- [REQUIRED ACTION]
Where does the string "import" appear in the records? Copy each line that holds it.

- [SUPPLIED RECORDS]
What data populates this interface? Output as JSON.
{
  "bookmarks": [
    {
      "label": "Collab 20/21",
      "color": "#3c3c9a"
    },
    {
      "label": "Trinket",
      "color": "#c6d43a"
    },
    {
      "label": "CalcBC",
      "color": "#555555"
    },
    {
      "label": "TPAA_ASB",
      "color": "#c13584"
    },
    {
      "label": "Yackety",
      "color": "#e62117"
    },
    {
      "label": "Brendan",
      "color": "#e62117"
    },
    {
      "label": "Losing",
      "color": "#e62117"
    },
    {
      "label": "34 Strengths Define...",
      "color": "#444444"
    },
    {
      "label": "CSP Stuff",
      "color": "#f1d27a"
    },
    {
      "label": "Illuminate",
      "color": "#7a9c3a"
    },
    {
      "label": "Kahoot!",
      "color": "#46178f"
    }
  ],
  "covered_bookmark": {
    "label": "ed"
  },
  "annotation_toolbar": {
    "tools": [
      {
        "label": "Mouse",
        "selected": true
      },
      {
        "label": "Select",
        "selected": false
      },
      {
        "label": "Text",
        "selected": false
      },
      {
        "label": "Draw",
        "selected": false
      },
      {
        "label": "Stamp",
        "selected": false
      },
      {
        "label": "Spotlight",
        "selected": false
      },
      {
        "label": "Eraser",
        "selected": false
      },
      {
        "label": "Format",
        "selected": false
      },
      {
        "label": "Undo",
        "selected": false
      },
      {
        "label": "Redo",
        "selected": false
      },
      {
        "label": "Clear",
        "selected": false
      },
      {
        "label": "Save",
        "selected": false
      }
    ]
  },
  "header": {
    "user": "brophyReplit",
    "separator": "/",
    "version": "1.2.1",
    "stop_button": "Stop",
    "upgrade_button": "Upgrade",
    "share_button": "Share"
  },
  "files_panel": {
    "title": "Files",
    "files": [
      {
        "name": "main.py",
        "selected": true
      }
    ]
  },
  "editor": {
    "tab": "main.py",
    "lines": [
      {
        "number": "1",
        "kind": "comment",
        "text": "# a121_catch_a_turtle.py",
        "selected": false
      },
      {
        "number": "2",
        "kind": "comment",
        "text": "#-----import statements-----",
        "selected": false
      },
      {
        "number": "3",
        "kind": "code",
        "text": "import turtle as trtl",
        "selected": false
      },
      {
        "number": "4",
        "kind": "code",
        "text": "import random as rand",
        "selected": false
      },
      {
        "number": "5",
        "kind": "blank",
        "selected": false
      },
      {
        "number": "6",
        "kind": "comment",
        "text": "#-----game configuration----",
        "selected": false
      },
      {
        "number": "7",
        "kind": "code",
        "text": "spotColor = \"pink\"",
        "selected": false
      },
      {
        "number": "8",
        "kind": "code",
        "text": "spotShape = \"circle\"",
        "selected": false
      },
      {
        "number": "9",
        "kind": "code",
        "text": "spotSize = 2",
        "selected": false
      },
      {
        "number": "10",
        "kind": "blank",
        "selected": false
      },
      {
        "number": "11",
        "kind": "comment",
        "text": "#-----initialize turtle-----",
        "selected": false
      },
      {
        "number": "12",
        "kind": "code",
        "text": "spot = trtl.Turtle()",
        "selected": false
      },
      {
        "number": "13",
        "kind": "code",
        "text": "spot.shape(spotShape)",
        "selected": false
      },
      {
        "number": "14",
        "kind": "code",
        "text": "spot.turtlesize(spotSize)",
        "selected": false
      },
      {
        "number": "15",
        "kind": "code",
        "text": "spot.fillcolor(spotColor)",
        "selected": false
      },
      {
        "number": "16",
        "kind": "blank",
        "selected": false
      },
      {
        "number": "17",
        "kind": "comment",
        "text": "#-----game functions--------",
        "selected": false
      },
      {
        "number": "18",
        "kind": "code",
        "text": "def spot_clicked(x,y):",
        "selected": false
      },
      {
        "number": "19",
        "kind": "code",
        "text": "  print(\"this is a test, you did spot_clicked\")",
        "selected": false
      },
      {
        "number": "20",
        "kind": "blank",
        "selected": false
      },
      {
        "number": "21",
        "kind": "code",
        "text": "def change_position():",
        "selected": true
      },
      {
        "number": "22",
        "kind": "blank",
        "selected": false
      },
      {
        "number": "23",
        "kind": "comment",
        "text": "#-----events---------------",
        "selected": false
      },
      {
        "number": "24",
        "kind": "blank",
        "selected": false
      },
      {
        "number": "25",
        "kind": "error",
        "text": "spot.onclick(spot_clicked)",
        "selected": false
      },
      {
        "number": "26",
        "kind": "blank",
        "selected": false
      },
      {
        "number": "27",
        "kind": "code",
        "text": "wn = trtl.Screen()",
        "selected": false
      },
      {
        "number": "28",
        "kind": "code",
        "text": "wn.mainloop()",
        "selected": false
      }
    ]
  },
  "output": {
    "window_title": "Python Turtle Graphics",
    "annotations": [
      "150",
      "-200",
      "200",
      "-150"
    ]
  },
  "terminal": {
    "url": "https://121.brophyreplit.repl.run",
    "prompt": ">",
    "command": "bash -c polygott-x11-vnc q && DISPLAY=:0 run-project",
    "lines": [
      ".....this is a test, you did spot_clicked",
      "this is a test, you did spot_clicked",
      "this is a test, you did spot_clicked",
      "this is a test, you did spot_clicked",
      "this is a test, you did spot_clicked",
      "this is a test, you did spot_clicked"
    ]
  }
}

- [TASK SOLUTION]
        "text": "#-----import statements-----",
        "text": "import turtle as trtl",
        "text": "import random as rand",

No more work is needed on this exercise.